2005 ESLAB Symposium

"Trends in Space Science and Cosmic Vision 2020"

ESTEC (Noordwijk, The Netherlands)
19-21 April 2005


European space science has really matured during the last decades. Astronomical observatories covering all regions from the infrared to gamma rays have been launched. A solar system exploration program has been put in place including comets, the Moon, Titan and Mars, with Venus and Mercury to come, as well as missions to study the Sun and its relation to our planet Earth. Finally, missions targeting the detection and observation of gravitational waves are being developed.

ESA's approach to the definition of the future Science Programme involves both direct discussions with the scientific community via its advisory structure and open, competitive calls for proposals. The missions currently in the programme were selected using this procedure and cover launches up to 2015. The definition of the program for the period 2015-2025 (Cosmic Vision 2020) is currently ongoing. This time the discussion started with scientific objectives or themes that will be followed later by the identification of specific missions to carry out the selected themes. In the process, technology developments have to be identified together with possibilities for international cooperation. The themes for Cosmic Vision 2020 were presented in a preliminary form during a workshop held in Paris in September 2004. Activities are ongoing to prepare a final proposal in the form of a report to be widely distributed to the scientific community. This symposium will look at a more developed picture.

As an example of the initial recommendations, in the area of solar system exploration, research could be undertaken on the 3-D solar magnetic field as well as the space plasma processes that occur on a hierarchy of scales in the terrestrial and Jovian magnetospheres. The giant planets and particularly their moons, together with sample return missions or subsurface measurements in minor bodies or Mars are also possible areas for future missions. In the area of space astronomy topics include the study of extrasolar planets, their discovery, formation mechanisms and characterization, a deeper understanding of the very beginning of the Universe, as well as its lesser known constituents such as dark matter and dark energy, and the evolving high-energy elements of it, such as the environment of black holes, their structure and their role in structure of the Universe. Finally, in the area of fundamental physics from space, attention is being focused on quantum gravity, matter in the form of Bose-Einstein condensates and more sensitive gravitational wave detectors leading eventually to the measurement of primordial gravitational waves.

The Symposium

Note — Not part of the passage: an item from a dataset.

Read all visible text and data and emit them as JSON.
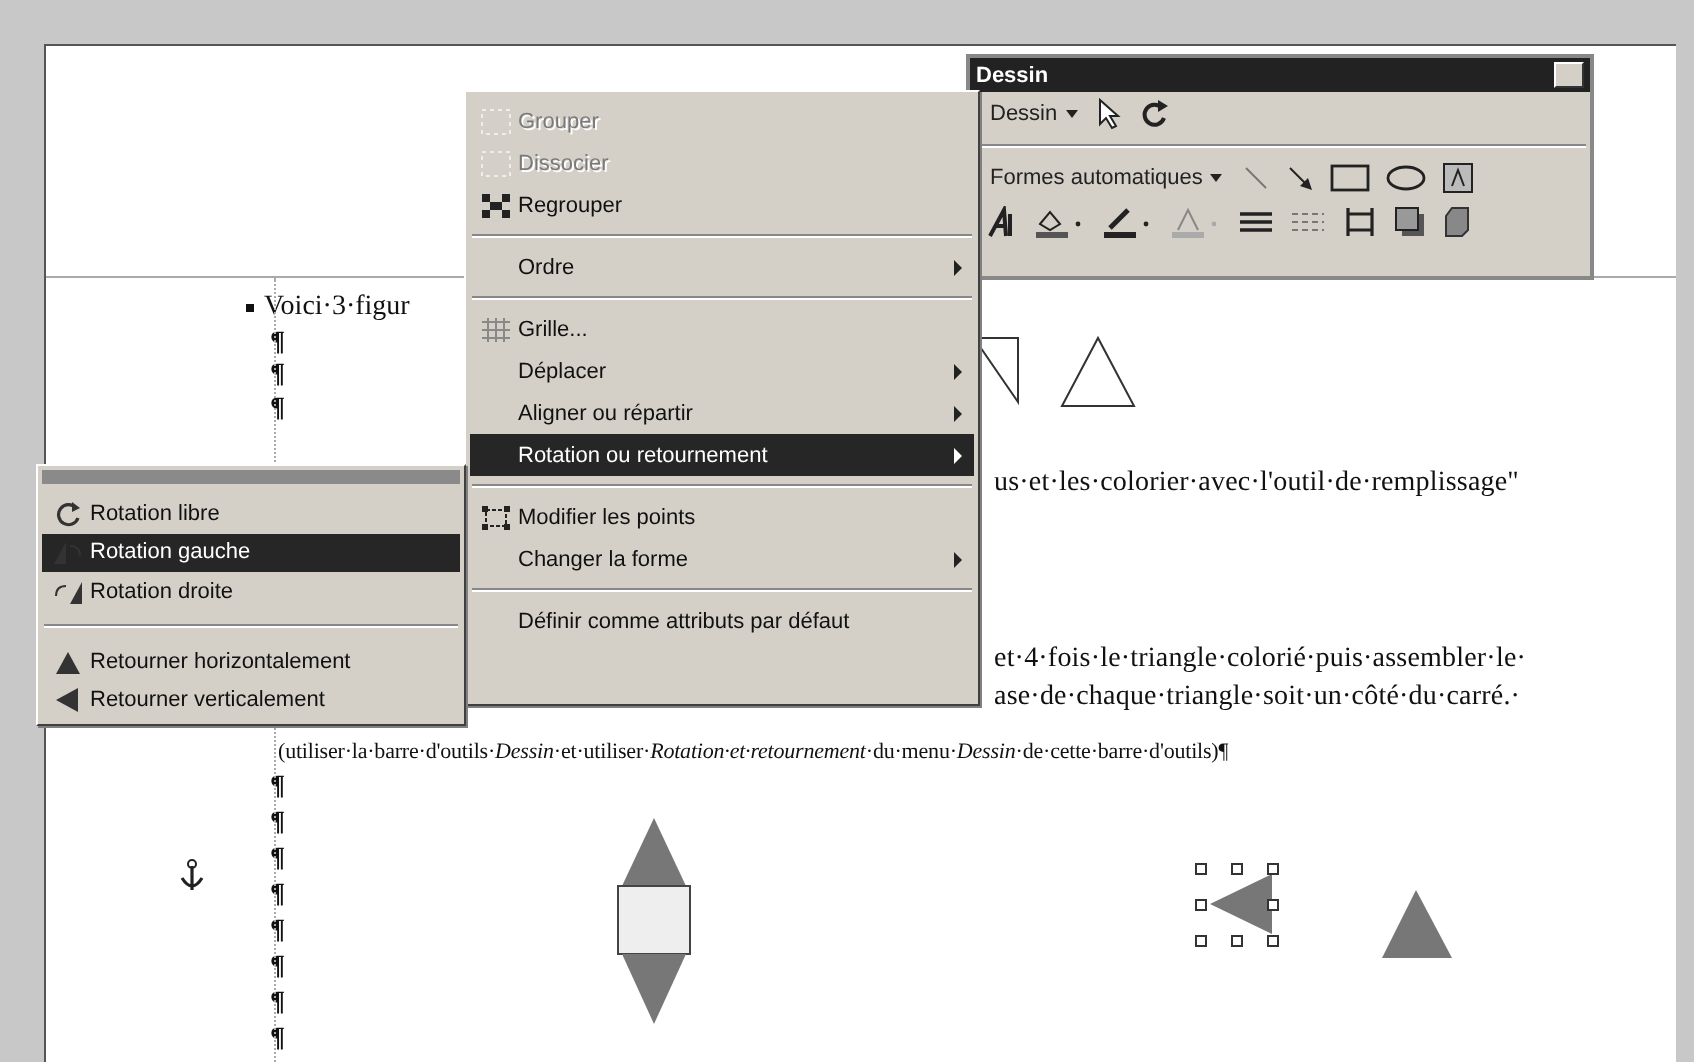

This symposium is an invitation to the wider scientific community to present and discuss in depth the science topics which constitute the broad themes mentioned above. The program will include a number of invited talks, which will give an overview of the science themes, plus a number of contributed talks. Contributions are solicited on all topics of interest to the Cosmic Vision 2020 program, focusing on the scientific aspects. A formal call for abstracts will be circulated early in 2005, together with a preliminary program including a list of invited speakers. A limited number of contributions will be selected by the SOC for oral presentation, and ample space for poster papers will be available. The conference proceedings, containing all the contributions, will be published as a volume in the ESA-SP series.

Scientific Organizing Committee:

Alvaro Giménez (ESA/ESTEC - chair),
Risto Pellinen (Finnish Meteorological Institute)
Giovanni Bignami (CESR)
Catherine Turon, (Obs. Paris Meudon)
Bernard Schutz (MPI for Gravitational Physics)
Peter Cargill (Imperial College)
Fabio Favata (ESA/ESTEC)

Local Organizing Committee:

C. Bingham
F. Favata
J. Sanz-Forcada